[Start of Attachment]

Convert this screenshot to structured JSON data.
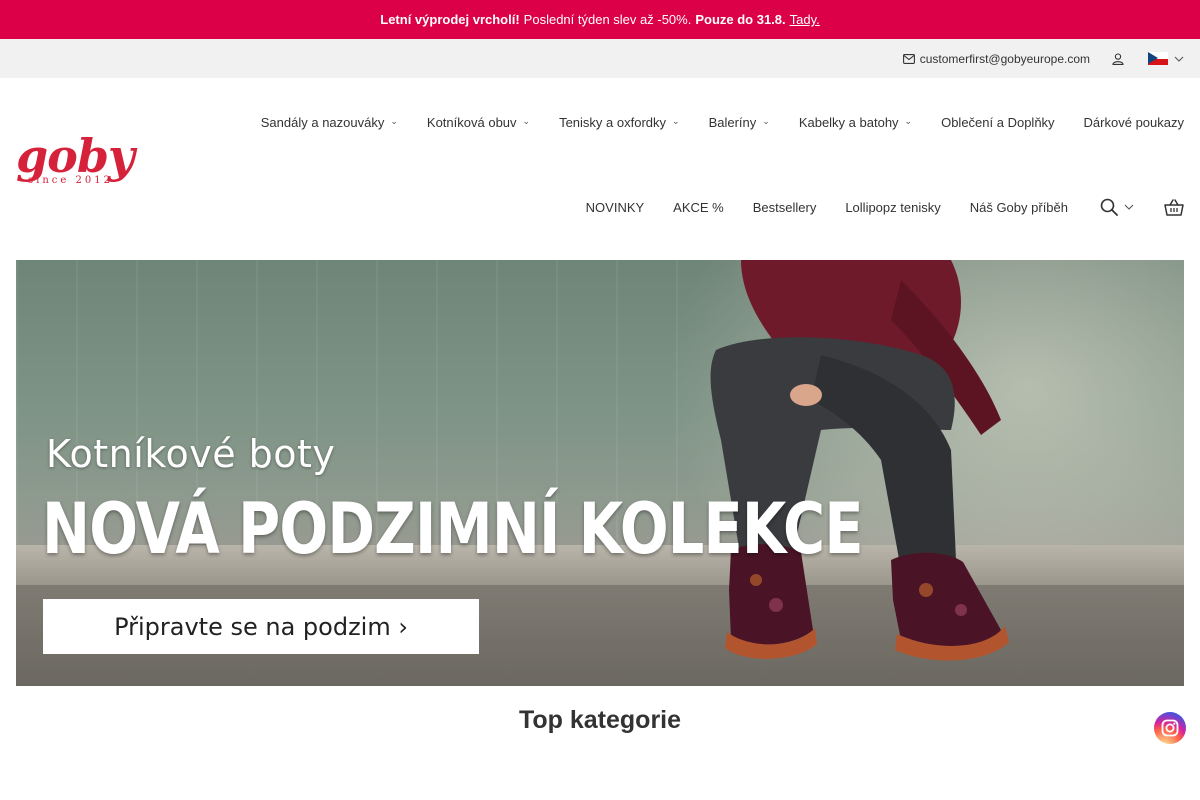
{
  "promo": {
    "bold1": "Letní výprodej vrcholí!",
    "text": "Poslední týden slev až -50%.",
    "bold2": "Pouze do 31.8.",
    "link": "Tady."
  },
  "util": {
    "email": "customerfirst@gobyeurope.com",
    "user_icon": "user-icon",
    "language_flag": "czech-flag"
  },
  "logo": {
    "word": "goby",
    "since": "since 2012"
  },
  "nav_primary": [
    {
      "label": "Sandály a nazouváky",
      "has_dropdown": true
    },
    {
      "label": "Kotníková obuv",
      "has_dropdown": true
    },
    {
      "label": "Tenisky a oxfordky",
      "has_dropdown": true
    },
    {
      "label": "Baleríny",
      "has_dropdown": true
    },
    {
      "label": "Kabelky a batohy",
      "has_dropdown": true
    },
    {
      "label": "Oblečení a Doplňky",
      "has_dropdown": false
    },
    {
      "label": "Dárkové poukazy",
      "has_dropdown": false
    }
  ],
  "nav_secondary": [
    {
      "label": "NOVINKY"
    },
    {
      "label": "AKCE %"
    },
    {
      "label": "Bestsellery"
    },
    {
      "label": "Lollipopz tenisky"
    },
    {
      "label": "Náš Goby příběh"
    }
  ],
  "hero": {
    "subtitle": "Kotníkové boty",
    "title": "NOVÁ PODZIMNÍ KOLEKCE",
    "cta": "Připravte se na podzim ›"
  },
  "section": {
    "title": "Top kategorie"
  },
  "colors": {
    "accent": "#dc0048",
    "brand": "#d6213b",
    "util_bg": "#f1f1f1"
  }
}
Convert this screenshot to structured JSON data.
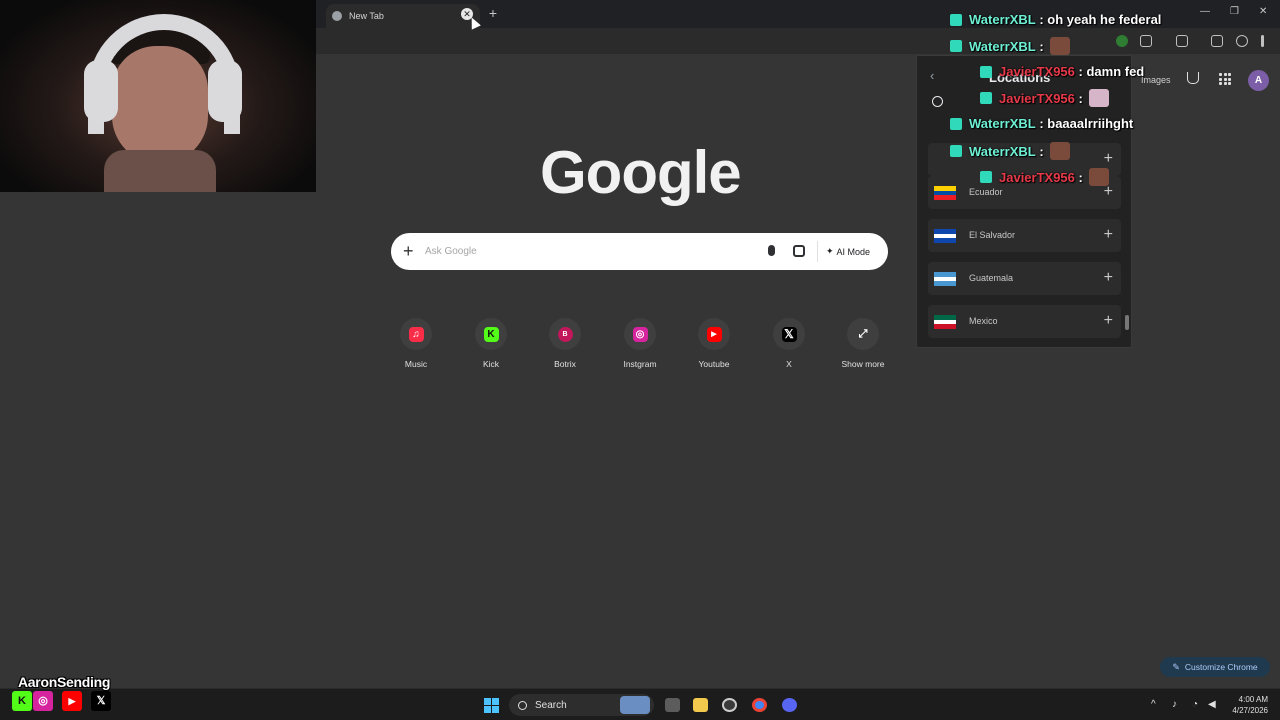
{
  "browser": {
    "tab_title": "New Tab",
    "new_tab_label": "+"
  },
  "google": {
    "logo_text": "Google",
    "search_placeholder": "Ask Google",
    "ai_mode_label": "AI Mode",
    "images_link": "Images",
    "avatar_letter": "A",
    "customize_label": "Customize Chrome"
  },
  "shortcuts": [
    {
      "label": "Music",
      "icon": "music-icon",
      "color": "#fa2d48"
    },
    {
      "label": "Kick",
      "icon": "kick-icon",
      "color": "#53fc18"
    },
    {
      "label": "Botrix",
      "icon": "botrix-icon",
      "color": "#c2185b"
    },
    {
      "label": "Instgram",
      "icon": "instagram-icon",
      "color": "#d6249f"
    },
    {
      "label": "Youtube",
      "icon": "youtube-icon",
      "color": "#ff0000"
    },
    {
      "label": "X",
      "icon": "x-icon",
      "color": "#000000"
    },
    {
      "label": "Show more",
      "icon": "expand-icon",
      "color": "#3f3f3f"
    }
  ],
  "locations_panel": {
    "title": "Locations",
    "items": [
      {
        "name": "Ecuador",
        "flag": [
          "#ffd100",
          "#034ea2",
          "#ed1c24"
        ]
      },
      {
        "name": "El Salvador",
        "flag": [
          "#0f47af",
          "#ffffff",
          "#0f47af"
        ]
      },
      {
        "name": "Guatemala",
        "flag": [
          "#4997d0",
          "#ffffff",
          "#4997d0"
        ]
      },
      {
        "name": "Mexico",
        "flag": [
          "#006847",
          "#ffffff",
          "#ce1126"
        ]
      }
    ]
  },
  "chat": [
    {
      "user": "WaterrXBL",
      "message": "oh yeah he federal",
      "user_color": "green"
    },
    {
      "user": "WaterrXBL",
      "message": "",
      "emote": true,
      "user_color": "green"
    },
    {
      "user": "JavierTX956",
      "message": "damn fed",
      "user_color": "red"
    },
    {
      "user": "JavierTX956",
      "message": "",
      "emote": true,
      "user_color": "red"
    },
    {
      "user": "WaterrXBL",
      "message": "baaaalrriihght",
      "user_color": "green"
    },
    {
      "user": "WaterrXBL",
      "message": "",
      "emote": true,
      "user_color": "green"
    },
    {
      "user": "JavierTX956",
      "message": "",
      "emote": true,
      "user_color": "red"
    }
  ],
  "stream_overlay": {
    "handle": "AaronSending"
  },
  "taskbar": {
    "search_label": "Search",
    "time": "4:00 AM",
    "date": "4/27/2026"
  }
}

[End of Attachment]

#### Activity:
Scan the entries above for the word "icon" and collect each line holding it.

#### Task answer:
    "user_icon": "user-icon",
      "icon": "music-icon",
      "icon": "kick-icon",
      "icon": "botrix-icon",
      "icon": "instagram-icon",
      "icon": "youtube-icon",
      "icon": "x-icon",
      "icon": "expand-icon",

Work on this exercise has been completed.